“He’s… he’s like a tornado. Sweeps you off your feet and whirls you around and when he puts you down, it’s someplace where you’ve never been… but it looks like paradise.”

“And you don’t love him at all, obviously.”

“Ever been drunk?”

Edenlin grimace-smiled. “I weigh forty-eight pounds. A sip of cough reducer knocks me out. And I haven't been able to swallow since my fourth birthday.”

“Not worth it,” River said, “but… that’s exactly how it feels. Feels like you’re swimming and twirling and dancing and…”

She broke off, realizing that Edenlin had never done any of those things.

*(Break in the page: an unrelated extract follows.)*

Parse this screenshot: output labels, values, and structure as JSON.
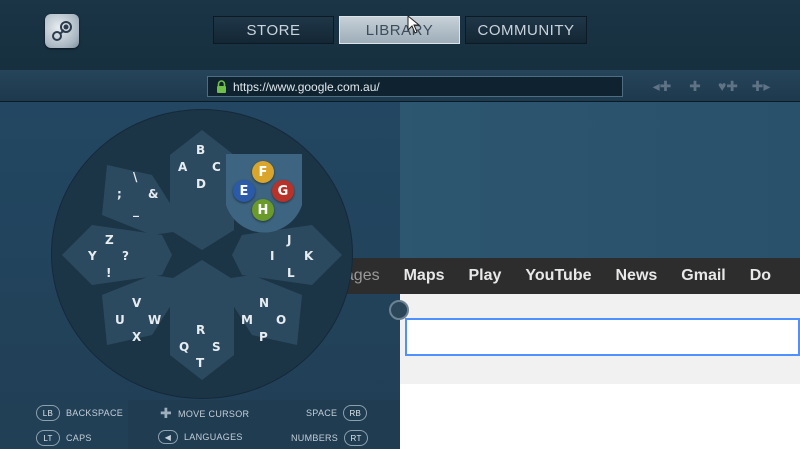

“You’re not offending me,” Edenlin said, as though she could sense River’s thoughts. “I have done all of those things too.”

She tilted her head as much as she was able, and her brightly colored dreams flowed through River. River closed her eyes, loving these pictures, and was quiet. Supported by the platform, and the whumping chuff of the machine, the two – no, the three - or was it four? – slept on in the sunlight.
 
 
Current Mood: hothot
Current Music: "Golden Girls" on TV
 
 
 
( 7 comments — Leave a comment )
gcg2004: Rivergcg2004 on August 21st, 2009 01:41 pm (UTC)
Oh,wow! That was not what I expected, in a good way. :) Why do I think things will get even more interesting/challenging in the near future?
Sarah Elizabeth: jacksmemorysdaughter on August 22nd, 2009 03:43 am (UTC)
Haha! I like to keep everyone guessing! Yes, things will get even more interesting in the future. Stay tuned! :)

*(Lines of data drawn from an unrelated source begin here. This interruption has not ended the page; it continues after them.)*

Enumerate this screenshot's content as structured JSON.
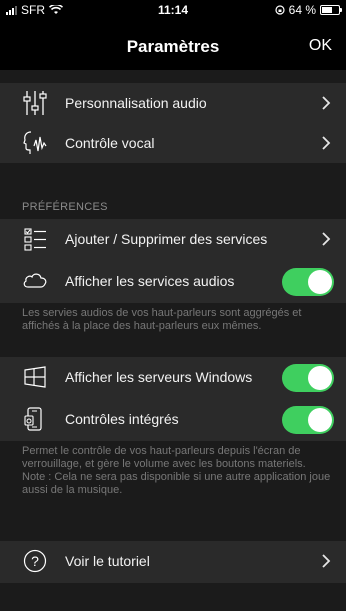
{
  "status": {
    "carrier": "SFR",
    "time": "11:14",
    "battery": "64 %"
  },
  "nav": {
    "title": "Paramètres",
    "ok": "OK"
  },
  "group1": [
    {
      "label": "Personnalisation audio",
      "icon": "equalizer-icon"
    },
    {
      "label": "Contrôle vocal",
      "icon": "voice-icon"
    }
  ],
  "preferences": {
    "header": "PRÉFÉRENCES",
    "add_remove": "Ajouter / Supprimer des services",
    "show_audio": "Afficher les services audios",
    "show_audio_on": true,
    "note": "Les servies audios de vos haut-parleurs sont aggrégés et affichés à la place des haut-parleurs eux mêmes."
  },
  "windows": {
    "show_servers": "Afficher les serveurs Windows",
    "show_servers_on": true,
    "integrated": "Contrôles intégrés",
    "integrated_on": true,
    "note": "Permet le contrôle de vos haut-parleurs depuis l'écran de verrouillage, et gère le volume avec les boutons materiels.\nNote : Cela ne sera pas disponible si une autre application joue aussi de la musique."
  },
  "tutorial": {
    "label": "Voir le tutoriel"
  },
  "colors": {
    "toggle_on": "#3fcf5f",
    "background": "#1b1b1b",
    "row": "#2a2a2a"
  }
}
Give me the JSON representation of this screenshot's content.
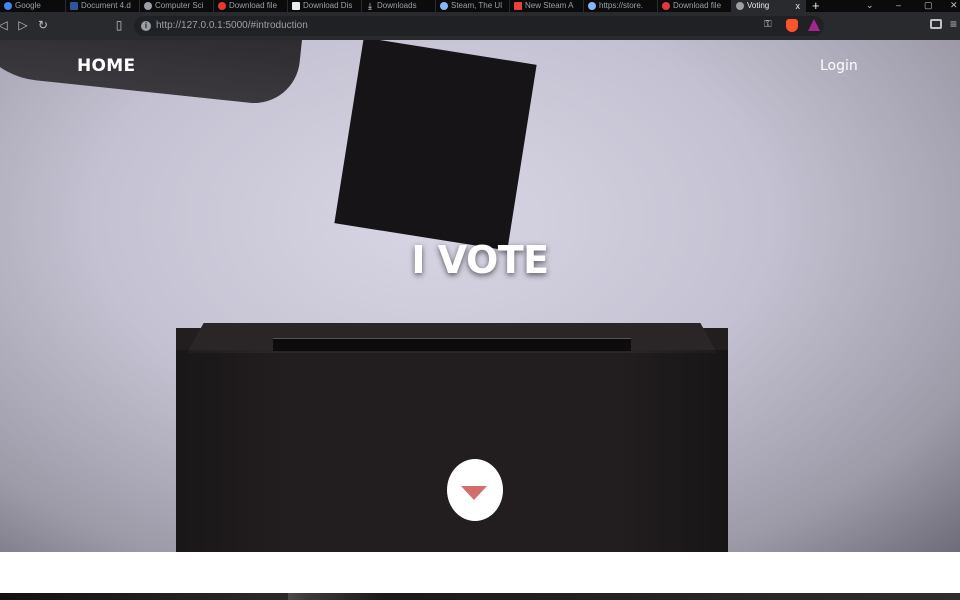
{
  "browser": {
    "tabs": [
      {
        "title": "Google",
        "active": false,
        "icon": "google-icon",
        "color": "#4285f4"
      },
      {
        "title": "Document 4.d",
        "active": false,
        "icon": "word-icon",
        "color": "#2b579a"
      },
      {
        "title": "Computer Sci",
        "active": false,
        "icon": "globe-icon",
        "color": "#9aa0a6"
      },
      {
        "title": "Download file",
        "active": false,
        "icon": "heart-icon",
        "color": "#e53935"
      },
      {
        "title": "Download Dis",
        "active": false,
        "icon": "doc-icon",
        "color": "#e8eaed"
      },
      {
        "title": "Downloads",
        "active": false,
        "icon": "download-icon",
        "color": "#e8eaed"
      },
      {
        "title": "Steam, The Ul",
        "active": false,
        "icon": "steam-icon",
        "color": "#8ab4f8"
      },
      {
        "title": "New Steam A",
        "active": false,
        "icon": "gmail-icon",
        "color": "#ea4335"
      },
      {
        "title": "https://store.",
        "active": false,
        "icon": "steam-icon",
        "color": "#8ab4f8"
      },
      {
        "title": "Download file",
        "active": false,
        "icon": "heart-icon",
        "color": "#e53935"
      },
      {
        "title": "Voting",
        "active": true,
        "icon": "globe-icon",
        "color": "#9aa0a6"
      }
    ],
    "url": "http://127.0.0.1:5000/#introduction",
    "tab_close": "x",
    "new_tab": "+"
  },
  "site": {
    "nav_home": "HOME",
    "nav_login": "Login",
    "hero_title": "I VOTE",
    "scroll_arrow_color": "#d26f6c"
  }
}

Thank you for reading and reviewing.
Pia: river-pensivecloseupidyllictorture on August 21st, 2009 07:05 pm (UTC)
Cool story. Thanks for the new chapter.
Sarah Elizabeth: jacksmemorysdaughter on August 22nd, 2009 03:43 am (UTC)
Thank you! I'm so glad you enjoyed this. :)
Ally Staralsunwunderland on August 22nd, 2009 03:27 am (UTC)
Hey, how are you? I'm glad to see another chapter of this story. :)
Sarah Elizabeth: jacksmemorysdaughter on August 22nd, 2009 03:42 am (UTC)
Hi! I'm currently existing in a too-hot, too-angry, mixed-up daze that's been over me since I finished my job two and a half weeks ago. Luckily for me I'm writing again, which is okay... I wish I could really explain but it's difficult.

I'm glad you enjoyed this. :)
jellie_rayneluvjellie_rayneluv on August 22nd, 2009 04:02 pm (UTC)
This just keeps getting more and more curious. And it's drawing me further and further in. Can't wait to see what happens next. More soon please.
( 7 comments — Leave a comment )